Data records for software interfaces:
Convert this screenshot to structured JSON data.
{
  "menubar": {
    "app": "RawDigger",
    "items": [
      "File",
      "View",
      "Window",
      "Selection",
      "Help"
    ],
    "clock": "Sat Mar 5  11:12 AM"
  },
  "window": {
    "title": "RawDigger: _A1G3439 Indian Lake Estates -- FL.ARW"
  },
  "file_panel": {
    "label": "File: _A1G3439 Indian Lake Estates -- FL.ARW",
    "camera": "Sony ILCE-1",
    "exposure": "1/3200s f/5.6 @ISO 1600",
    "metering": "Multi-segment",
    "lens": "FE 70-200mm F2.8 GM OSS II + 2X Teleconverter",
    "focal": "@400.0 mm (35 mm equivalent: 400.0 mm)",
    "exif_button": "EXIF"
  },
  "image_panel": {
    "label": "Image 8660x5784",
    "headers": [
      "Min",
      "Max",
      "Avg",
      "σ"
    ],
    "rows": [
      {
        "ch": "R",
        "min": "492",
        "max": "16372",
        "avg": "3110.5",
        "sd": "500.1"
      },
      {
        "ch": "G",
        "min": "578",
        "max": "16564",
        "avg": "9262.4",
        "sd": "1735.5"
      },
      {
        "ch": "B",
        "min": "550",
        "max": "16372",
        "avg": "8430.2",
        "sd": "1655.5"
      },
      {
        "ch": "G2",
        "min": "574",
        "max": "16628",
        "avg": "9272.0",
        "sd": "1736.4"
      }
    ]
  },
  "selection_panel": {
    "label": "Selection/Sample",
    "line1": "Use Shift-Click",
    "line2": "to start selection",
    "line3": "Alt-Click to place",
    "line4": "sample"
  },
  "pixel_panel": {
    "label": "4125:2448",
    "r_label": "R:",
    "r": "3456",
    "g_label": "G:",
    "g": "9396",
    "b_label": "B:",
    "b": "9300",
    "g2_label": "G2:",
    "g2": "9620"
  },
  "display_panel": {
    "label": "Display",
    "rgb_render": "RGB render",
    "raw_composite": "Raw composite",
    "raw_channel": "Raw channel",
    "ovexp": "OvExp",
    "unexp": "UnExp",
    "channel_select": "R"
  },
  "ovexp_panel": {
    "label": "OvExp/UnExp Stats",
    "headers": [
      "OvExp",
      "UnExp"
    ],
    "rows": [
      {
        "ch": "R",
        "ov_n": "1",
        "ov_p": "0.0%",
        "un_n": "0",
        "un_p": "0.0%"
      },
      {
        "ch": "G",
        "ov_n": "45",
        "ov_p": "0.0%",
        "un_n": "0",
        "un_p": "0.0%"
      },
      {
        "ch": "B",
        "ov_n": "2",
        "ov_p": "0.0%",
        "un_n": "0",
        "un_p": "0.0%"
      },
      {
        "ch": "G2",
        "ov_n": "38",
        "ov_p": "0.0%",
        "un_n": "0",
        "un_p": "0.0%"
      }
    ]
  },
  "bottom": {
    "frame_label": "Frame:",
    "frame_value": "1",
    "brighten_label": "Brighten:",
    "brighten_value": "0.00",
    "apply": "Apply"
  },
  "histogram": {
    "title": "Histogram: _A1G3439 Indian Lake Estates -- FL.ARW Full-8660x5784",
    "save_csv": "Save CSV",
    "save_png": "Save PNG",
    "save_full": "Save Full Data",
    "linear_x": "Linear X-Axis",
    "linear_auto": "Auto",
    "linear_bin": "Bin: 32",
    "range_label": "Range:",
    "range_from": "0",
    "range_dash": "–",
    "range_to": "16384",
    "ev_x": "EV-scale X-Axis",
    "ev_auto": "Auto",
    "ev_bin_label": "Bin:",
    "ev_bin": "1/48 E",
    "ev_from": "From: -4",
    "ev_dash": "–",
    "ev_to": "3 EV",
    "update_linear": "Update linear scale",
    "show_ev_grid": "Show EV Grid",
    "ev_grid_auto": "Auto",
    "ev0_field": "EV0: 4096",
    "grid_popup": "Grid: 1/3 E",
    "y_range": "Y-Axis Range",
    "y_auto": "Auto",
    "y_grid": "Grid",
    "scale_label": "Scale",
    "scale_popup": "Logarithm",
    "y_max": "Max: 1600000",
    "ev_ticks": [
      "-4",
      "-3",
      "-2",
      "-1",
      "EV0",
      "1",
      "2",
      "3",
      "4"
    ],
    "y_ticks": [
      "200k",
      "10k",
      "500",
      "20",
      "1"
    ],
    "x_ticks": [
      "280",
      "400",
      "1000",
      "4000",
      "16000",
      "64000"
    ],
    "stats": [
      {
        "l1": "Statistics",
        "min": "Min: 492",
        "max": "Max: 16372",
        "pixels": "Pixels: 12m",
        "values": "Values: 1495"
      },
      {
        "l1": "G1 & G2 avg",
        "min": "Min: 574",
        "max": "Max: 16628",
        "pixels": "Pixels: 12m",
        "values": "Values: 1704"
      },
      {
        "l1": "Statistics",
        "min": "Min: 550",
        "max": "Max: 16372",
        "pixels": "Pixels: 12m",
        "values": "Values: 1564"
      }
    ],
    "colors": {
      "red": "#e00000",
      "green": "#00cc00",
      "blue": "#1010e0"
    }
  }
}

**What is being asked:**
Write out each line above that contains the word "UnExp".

**Answer section:**
    "unexp": "UnExp",
    "label": "OvExp/UnExp Stats",
      "UnExp"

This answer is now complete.